October 30, 2009 5 Comments
Andy Smarick has emerged as the leading wet blanket for fixing failing schools, and folks are sure to be talking about his newest piece in EdNext, “The Turnaround Fallacy” (NB: he’s also a friend and a very smart guy, although we disagree vigorously on this issue). I could forgive a little devil’s advocacy, because what’s right in his new piece is that nobody knows what will work at scale for actually fixing failing schools. Folks have tried for years to do something about persistently failing schools, and most of the strategies utilized were of the middling sort, a shortcoming we covered in depth in The Turnaround Challenge. The old world of school fixer-uppers is filled with half-measures and happy schools … places where folks congratulate themselves for trying while kids suffer.

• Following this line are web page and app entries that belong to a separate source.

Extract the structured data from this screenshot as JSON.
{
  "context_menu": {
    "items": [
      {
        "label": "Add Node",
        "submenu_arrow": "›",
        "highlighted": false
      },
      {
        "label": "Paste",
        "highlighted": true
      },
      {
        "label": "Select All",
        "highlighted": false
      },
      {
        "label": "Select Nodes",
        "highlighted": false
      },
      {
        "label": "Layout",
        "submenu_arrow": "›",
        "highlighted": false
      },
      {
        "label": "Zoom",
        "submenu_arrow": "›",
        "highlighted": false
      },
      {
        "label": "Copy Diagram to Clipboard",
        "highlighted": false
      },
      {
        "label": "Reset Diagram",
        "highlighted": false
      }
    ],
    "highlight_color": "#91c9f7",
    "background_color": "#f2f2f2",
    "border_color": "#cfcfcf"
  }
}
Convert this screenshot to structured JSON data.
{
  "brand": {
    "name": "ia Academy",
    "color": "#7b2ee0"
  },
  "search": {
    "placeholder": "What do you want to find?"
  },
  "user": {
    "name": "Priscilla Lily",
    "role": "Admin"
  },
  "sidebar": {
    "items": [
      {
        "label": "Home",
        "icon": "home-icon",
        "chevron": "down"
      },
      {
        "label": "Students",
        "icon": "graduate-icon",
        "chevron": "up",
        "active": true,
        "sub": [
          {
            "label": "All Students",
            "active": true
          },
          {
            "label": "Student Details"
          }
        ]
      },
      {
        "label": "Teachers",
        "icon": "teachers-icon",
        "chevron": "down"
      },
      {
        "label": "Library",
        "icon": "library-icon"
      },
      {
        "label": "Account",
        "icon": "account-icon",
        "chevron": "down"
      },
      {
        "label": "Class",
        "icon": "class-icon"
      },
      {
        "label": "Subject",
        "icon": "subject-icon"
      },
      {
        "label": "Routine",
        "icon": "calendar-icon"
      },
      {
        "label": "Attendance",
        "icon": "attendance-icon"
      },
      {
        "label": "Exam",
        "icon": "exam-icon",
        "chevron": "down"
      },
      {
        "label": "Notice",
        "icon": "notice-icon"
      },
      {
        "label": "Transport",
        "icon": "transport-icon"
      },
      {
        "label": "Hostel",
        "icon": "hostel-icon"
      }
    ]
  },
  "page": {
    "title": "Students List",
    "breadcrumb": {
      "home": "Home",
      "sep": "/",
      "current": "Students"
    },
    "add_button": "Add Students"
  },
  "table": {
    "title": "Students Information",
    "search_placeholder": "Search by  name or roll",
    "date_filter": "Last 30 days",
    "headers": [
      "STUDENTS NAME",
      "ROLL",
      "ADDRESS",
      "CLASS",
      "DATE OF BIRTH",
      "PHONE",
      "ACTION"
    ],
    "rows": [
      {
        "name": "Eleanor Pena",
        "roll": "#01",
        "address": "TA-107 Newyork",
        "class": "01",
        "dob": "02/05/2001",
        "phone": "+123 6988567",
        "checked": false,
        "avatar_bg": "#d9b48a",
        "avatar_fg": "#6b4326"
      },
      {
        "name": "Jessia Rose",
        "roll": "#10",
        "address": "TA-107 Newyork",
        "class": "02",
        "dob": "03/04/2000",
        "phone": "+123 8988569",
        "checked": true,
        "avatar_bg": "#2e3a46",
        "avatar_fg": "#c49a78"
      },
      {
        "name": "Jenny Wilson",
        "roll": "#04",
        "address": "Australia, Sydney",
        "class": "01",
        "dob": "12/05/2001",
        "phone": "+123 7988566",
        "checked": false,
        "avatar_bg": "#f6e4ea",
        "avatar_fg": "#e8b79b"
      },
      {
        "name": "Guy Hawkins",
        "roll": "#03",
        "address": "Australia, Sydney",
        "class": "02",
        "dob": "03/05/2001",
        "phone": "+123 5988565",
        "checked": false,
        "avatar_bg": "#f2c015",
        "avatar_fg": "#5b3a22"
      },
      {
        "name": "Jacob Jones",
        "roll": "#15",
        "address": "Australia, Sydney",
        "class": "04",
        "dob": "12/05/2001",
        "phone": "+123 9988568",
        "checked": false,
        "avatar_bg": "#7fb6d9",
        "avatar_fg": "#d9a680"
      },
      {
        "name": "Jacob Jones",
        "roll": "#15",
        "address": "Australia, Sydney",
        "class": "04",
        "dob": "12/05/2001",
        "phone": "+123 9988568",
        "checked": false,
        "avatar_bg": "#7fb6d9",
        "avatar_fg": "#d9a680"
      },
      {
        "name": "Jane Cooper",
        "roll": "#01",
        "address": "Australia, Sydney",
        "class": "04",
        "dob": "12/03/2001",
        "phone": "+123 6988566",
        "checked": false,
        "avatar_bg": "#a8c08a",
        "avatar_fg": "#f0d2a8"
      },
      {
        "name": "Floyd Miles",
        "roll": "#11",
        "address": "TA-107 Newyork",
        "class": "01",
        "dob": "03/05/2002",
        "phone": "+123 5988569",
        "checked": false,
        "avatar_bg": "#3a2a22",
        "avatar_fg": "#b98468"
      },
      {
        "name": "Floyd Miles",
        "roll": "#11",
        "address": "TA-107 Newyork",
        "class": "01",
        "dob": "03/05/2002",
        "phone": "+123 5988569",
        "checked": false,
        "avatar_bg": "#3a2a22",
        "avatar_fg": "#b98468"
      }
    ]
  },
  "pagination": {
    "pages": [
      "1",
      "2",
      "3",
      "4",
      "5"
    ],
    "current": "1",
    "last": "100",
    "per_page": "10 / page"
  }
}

This is why I always encourage folks to treat anyone who has “The Solution” for failing schools as a snake-oil salesman.
So, it’s not Smarick’s skepticism that bugs me, because everyone should be healthily skeptical of any strategy sold as the panacea for chronic failure. Yet, in the same piece where he dismisses anything that could possibly fix failing schools, Smarick introduces a grand idea to – you guessed it – fix failing schools. His answer is closure and replacement, and he explains it thusly:
The churn caused by closures isn’t something to be feared; on the contrary, it’s a familiar prerequisite for industry health … Churn generates new ideas, ensures responsiveness, facilitates needed change, and empowers the best to do more … These principles can be translated easily into urban public education via tools already at our fingertips thanks to chartering: start-ups, replications, and expansions. Chartering has enabled new school starts for nearly 20 years and school replications and expansions for a decade. Chartering has demonstrated clearly that the ingredients of healthy, orderly churn can be brought to bear on public education.
Now, I’m no shrinking violet when it comes to closing failing schools; I was a part of a team that did some of that. But it’s AT BEST part of a solution for remedying failure, and at worst it just moves the proverbial deck chairs by putting kids in equally bad schools. Nowhere in Smarick’s argument is there evidence that novelty and competition drive equity or quality. Creative destruction and competition are great for allocating scarce resources, but they’re not enough to ensure quality and equity for poor kids.
So I ask Smarick: Why should I be excited about “industry churn” for its own sake? Quality and equity for disadvantaged children is what we care about, right?